"The consumer still has not been rehabilitated" and that's the big problem halting the return to growth, given that the consumer used to be almost 70 percent of the U.S. economy, Ross told "Squawk Box."

It's doubtful that the government's stimulus package will boost growth anytime soon and called for the White House to the renew the Term-Asset Backed Securities Loan Facility (TALF) program as it expires in coming months.

"I don't see how we can do without it," Ross said.

The recent increase in the savings rate was a positive for the long term, but for the economy in the near term it was problematic as the consumer is cutting spending on products which may help with the economy's healing, he said.

If the savings rate goes to 8 or 10 percent and stays there, that would be "a really serious thing because the only thing to offset it whatever the government does," he said.

"We're going to be heading toward France, except without the wine," Ross said, citing how liabilities are being shifted from an overleveraged consumer to the government.

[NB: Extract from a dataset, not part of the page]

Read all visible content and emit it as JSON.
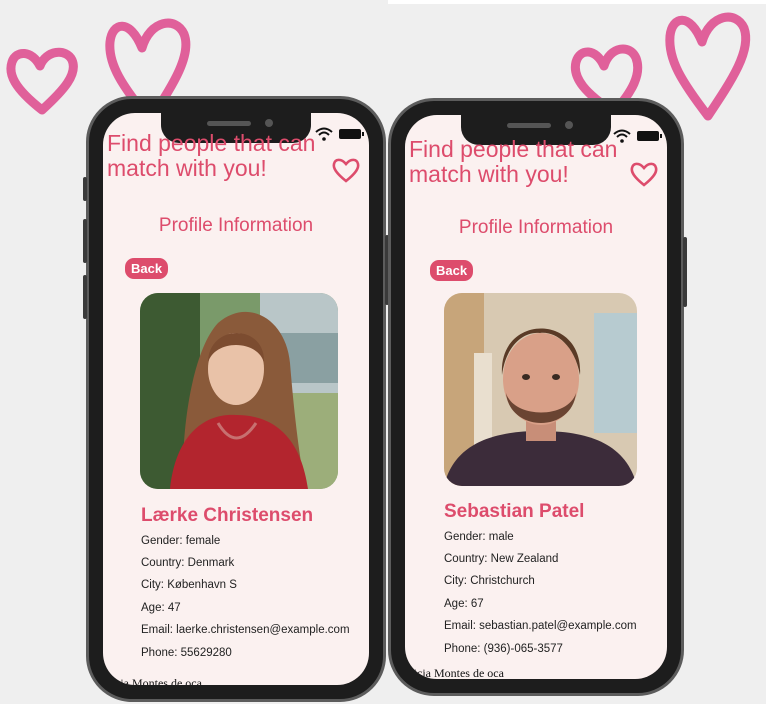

"The housing market certainly hasn't stopped going down. And to me, the $6 trillion destruction in people's net worth, in and of itself, is a big deterrent to spending. The banks are still not making loans," Ross told CNBC, adding that he sees that the asset-backed commercial paper market has been "partly rehabilitated."